# Component data from apps and pages
• • •
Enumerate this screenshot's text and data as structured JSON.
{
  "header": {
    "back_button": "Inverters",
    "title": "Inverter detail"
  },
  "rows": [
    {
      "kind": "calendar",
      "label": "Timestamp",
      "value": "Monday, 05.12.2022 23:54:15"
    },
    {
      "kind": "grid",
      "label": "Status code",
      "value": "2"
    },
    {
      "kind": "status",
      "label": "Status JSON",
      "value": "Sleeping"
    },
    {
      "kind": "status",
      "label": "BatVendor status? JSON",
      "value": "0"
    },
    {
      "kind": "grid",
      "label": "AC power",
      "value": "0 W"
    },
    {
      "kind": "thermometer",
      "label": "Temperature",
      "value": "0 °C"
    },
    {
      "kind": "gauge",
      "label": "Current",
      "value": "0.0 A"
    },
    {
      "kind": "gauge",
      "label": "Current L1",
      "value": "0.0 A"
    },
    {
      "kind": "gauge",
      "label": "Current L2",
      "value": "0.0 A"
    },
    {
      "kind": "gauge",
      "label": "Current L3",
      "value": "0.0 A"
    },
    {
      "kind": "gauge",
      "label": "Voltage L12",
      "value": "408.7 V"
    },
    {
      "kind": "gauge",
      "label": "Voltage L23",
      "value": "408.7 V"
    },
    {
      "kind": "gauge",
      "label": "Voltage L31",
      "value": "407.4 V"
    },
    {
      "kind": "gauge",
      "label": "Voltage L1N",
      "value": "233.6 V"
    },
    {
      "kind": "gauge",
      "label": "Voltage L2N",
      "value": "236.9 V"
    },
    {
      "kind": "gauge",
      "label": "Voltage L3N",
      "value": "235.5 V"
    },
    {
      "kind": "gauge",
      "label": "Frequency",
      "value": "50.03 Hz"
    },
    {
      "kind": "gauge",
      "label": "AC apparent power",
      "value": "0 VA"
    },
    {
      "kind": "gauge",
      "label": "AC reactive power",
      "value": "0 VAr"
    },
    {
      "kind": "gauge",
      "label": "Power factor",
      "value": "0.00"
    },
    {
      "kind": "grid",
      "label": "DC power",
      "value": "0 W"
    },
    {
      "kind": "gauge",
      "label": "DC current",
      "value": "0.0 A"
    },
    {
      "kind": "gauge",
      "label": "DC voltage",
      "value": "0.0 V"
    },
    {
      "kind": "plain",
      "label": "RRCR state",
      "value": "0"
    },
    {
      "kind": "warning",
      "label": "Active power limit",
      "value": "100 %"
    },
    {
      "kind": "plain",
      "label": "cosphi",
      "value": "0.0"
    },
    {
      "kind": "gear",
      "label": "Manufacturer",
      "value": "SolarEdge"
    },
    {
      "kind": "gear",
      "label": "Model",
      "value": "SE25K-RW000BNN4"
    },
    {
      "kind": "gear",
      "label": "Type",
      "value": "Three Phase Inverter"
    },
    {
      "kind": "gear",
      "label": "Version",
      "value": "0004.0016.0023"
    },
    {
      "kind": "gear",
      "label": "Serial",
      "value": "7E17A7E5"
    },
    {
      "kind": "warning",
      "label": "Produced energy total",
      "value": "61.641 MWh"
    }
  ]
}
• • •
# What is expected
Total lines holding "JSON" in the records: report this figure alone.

# Solution below
3